- **About this exercise**: Count how many lines in the entries below hold "const". Only the number belongs in the answer.

++++ Dataset records

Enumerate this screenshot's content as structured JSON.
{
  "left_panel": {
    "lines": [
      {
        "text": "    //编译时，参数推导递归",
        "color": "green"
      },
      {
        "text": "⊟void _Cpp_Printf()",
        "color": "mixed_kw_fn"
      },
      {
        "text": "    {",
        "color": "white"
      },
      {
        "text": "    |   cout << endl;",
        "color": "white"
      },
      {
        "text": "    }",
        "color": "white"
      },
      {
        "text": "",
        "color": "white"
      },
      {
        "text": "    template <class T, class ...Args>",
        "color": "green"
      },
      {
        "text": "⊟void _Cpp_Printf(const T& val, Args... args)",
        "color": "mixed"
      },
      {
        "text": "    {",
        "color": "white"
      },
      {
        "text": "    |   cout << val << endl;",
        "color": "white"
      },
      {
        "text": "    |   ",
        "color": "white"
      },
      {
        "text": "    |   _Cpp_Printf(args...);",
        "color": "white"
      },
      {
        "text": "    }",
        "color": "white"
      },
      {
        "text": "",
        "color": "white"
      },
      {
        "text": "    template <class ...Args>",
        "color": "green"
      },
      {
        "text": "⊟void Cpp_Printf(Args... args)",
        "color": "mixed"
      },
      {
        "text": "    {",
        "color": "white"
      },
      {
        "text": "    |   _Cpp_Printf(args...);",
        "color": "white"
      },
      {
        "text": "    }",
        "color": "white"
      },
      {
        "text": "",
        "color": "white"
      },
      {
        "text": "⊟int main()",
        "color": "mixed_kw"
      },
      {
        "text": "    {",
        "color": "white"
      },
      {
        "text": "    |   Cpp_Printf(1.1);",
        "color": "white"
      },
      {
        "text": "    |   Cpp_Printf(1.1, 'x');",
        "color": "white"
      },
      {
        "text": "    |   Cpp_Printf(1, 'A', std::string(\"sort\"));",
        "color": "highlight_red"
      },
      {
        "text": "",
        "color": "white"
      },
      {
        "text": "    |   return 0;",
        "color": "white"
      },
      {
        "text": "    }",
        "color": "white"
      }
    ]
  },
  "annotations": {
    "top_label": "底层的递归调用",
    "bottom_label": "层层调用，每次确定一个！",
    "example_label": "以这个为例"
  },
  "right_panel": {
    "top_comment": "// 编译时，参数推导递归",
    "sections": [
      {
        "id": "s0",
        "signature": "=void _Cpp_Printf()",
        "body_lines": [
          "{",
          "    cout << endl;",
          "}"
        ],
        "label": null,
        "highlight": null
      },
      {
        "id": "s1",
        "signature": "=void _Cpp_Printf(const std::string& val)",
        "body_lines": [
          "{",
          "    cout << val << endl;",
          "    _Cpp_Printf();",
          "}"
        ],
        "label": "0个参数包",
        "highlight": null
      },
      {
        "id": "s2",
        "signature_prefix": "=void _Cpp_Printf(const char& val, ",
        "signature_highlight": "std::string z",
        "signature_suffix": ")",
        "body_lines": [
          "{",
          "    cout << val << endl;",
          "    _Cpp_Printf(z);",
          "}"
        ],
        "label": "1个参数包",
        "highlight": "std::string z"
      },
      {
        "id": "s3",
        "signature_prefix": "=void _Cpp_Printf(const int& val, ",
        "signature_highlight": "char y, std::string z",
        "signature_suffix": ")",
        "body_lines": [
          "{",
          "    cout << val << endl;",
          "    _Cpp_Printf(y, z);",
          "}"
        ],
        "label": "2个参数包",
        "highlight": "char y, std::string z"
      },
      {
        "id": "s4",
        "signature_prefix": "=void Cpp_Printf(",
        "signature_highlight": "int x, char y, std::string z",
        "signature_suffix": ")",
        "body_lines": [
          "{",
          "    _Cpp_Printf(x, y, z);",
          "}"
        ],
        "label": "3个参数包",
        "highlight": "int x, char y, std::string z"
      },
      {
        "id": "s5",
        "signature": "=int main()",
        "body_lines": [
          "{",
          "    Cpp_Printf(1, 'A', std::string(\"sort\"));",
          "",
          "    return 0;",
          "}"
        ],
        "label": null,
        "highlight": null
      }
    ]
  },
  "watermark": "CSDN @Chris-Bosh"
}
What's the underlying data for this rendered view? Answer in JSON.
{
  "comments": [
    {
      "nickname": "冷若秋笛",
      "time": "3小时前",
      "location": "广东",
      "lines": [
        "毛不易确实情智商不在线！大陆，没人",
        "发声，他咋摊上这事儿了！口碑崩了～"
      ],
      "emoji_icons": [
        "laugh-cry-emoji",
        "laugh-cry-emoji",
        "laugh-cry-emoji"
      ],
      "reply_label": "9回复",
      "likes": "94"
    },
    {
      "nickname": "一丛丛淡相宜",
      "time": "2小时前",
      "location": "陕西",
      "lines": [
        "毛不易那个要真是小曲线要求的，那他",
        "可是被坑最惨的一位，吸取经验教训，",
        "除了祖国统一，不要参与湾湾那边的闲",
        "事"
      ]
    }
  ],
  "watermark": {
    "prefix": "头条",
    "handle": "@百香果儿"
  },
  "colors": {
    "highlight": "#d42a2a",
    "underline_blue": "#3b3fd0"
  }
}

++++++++

- **Response**: 4